streams and rivers (with exceptions) are falling to normal levels and that
sets the stage for some of the most interesting fishing of the year.
Larger and mid-sized streams may remain above normal for another month
or so, but the smaller streams offer better fishing now than later in the
summer when they get too low for best angling.
Don't expect anybody--including this reporter--to put names and stretches
of the little gems out for public consumption. But the angler who wants
to find this kind of fishing will do well to look at the smaller tributaries
of his favorite river and mid-sized streams.
Understanding this requires nothing more complicated that a basic knowledge

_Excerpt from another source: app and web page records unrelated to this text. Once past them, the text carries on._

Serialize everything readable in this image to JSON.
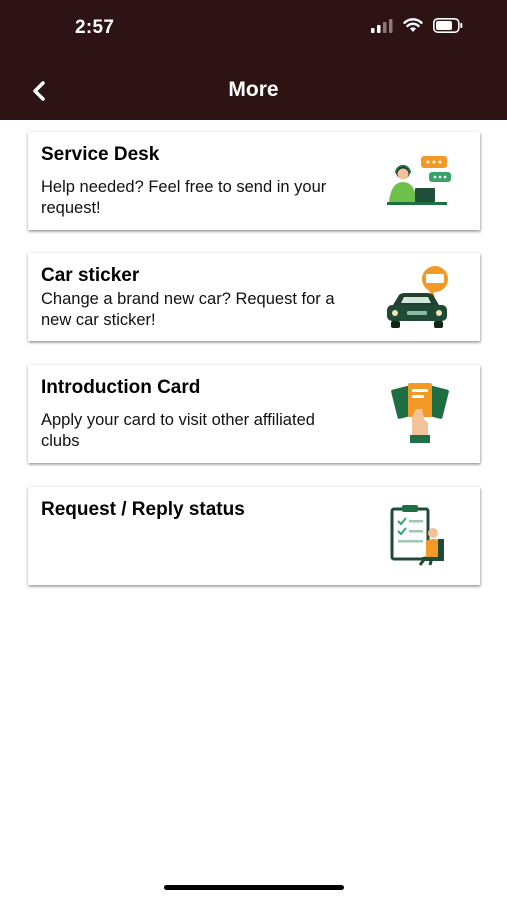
{
  "status_bar": {
    "time": "2:57"
  },
  "header": {
    "title": "More"
  },
  "cards": [
    {
      "title": "Service Desk",
      "description": "Help needed? Feel free to send in your request!",
      "icon": "customer-support-icon"
    },
    {
      "title": "Car sticker",
      "description": "Change a brand new car? Request for a new car sticker!",
      "icon": "car-sticker-icon"
    },
    {
      "title": "Introduction Card",
      "description": "Apply your card to visit other affiliated clubs",
      "icon": "introduction-card-icon"
    },
    {
      "title": "Request / Reply status",
      "description": "",
      "icon": "request-status-icon"
    }
  ],
  "colors": {
    "header_bg": "#2d1313",
    "accent_orange": "#f39a26",
    "accent_green": "#1f6f45"
  }
}
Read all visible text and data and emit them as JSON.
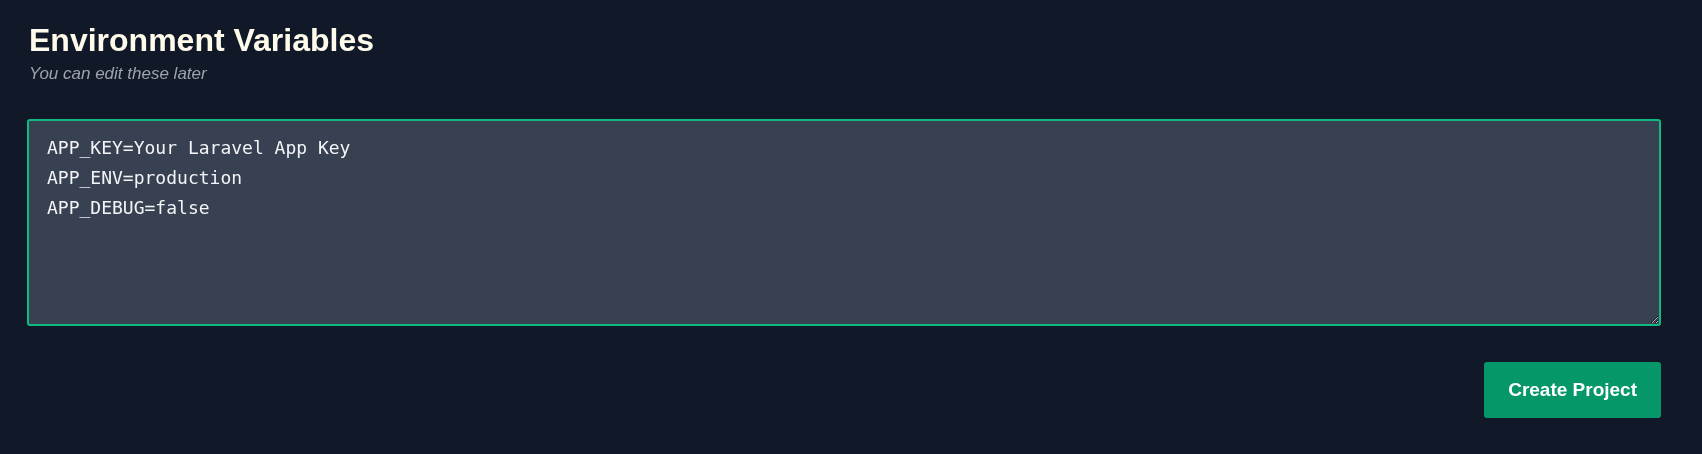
{
  "heading": {
    "title": "Environment Variables",
    "subtitle": "You can edit these later"
  },
  "env_field": {
    "value": "APP_KEY=Your Laravel App Key\nAPP_ENV=production\nAPP_DEBUG=false"
  },
  "buttons": [
    {
      "label": "Create Project"
    }
  ]
}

of the habits of fish. When water levels of the larger streams and river
are above normal in the spring fish tend to turn their noses upstream.
This creates optimum numbers--not to mention great variety--of finny citizens

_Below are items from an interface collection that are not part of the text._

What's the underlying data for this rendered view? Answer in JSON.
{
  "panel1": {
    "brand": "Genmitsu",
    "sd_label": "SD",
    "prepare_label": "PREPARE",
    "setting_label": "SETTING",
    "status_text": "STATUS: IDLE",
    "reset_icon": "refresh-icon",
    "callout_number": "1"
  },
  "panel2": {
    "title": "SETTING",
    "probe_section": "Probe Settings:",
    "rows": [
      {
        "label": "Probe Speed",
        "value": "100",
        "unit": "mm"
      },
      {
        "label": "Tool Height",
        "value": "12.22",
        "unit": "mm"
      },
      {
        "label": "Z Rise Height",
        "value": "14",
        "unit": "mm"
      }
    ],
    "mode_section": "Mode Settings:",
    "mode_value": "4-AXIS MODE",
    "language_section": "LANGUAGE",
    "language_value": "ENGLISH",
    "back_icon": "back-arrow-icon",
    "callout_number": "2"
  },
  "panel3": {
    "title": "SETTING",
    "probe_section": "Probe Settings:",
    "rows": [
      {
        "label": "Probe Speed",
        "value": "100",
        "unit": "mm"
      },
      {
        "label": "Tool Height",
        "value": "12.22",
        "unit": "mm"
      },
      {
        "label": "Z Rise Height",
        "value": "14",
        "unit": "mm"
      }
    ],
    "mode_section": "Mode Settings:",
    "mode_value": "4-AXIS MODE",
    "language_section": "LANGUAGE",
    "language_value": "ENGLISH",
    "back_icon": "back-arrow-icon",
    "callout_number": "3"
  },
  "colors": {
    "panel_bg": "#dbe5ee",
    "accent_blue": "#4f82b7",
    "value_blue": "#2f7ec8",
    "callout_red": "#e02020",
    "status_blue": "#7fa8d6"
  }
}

in the trickles.
As summer progresses and water levels get lower the larger streams
will be better bets for fishing, but even then the deeper holes of water

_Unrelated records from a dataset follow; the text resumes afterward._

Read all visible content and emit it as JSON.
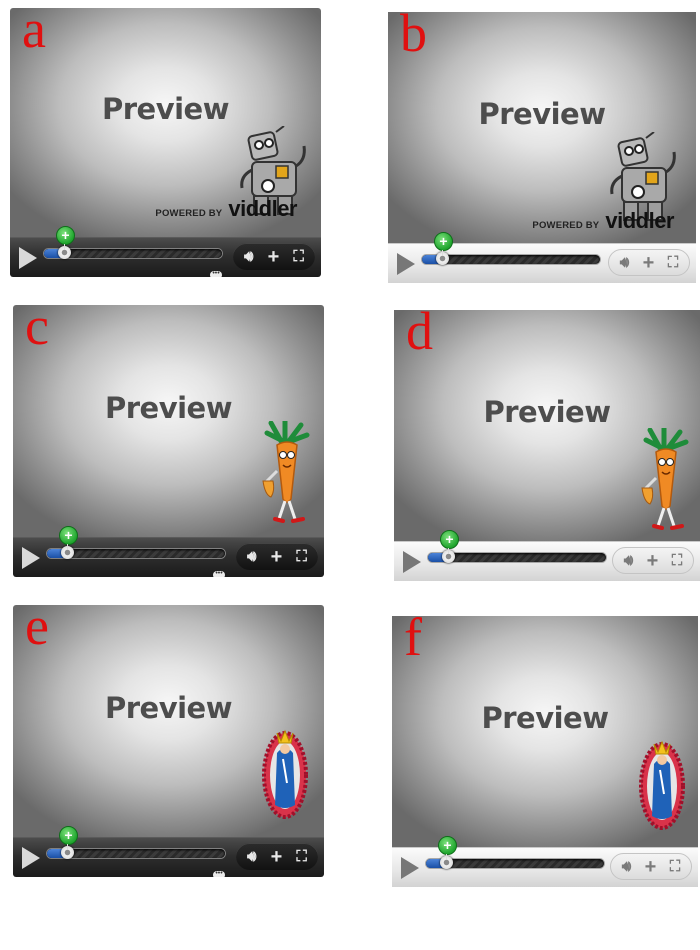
{
  "players": [
    {
      "letter": "a",
      "theme": "dark",
      "mascot": "robot-icon",
      "has_branding": true
    },
    {
      "letter": "b",
      "theme": "light",
      "mascot": "robot-icon",
      "has_branding": true
    },
    {
      "letter": "c",
      "theme": "dark",
      "mascot": "carrot-icon",
      "has_branding": false
    },
    {
      "letter": "d",
      "theme": "light",
      "mascot": "carrot-icon",
      "has_branding": false
    },
    {
      "letter": "e",
      "theme": "dark",
      "mascot": "saint-medallion-icon",
      "has_branding": false
    },
    {
      "letter": "f",
      "theme": "light",
      "mascot": "saint-medallion-icon",
      "has_branding": false
    }
  ],
  "preview_label": "Preview",
  "powered_by_label": "POWERED BY",
  "brand_name": "viddler",
  "icons": {
    "play": "play-icon",
    "comment": "comment-icon",
    "volume": "volume-icon",
    "add": "add-icon",
    "fullscreen": "fullscreen-icon",
    "marker": "add-comment-marker-icon"
  },
  "colors": {
    "letter": "#e01010",
    "progress": "#2f6ac4",
    "marker": "#2bb23a"
  }
}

on small streams will hold fish.
Generally, as summer develops, you will catch larger fish in larger
rivers and streams, but this takes nothing from the angling potential of
streams that are not much wider than your fishing pole.
One of the greatest features of fishing smaller streams lies in the
fact that they are much too small to float. You have to wade them, or slip
along the banks to fish the best spots.
For this kind of fishing old everything is the order of the day--from
old tennies to trousers and shirts, your valuables stashed in the trunk
of the car.
It's work. Make no mistake about that. But the fishing proper, and
the incidental sights and sounds that are part of it, will more than pay
for the expended energy as you slither along the banks with mud from head
For many anglers--including your reporter--largemouth and smallmouth
bass are voluntary catch-and-release species, and this is good for fishing.
But numerous other species--notably rock bass and long-eared (redbelly)
sunfish--will be found in the smaller waters, perhaps even crappies or
several of the catfish species. They are all most edible.
I go two ways for fishing the smaller streams. A short (say five feet
or shorter) ultra light spinning outfit with four-pound-test line is best
for most streams. However, if there is enough room for casting, a lightweight
fly rod can be even more exciting.
Actually, a longer rod will pay big dividends when fishing small streams
because the extra length makes dabbling easier. Dabbling, in the vernacular
of a country boy, is sneaking to the most likely haunts of fish, and presenting
either bait (live or natural) or lure with only a few inches to a few feet
of line beyond the tip of the rod. For the most part, it is straight up-and-down
fishing, but pendulum-style, short flips also are used.
When I use a fly rod for this kind of fishing, my choice of reels usually
is a closed face spin-cast mill loaded with four-pound-test line. If I
am using live or natural bait, terminal tackle is no more complicated than
a small wire hook (wire can be bent off and reshaped if it hangs on under
water obstructions) and a thin strip of wrap-on sinker. However, there
is much to be said for thumbnail-size, clip-on bobbers a few inches above
the hook. With such a rig, the bait or lure can be kept near good cover
for longer periods of time.
But with, or without, the bobber, gentle movement of the bait or lure
is an important feature of technique. There are times when the slightest
nudge of a bait or lure will pull the trigger of a cautious fish. Of course,
this is true of fishing other waters.
If steep banks make it necessary to wade, fish upstream, and move cautiously.
This will keep the disturbance you create behind you, and make it possible
to get within spittin' distance of fish under good cover.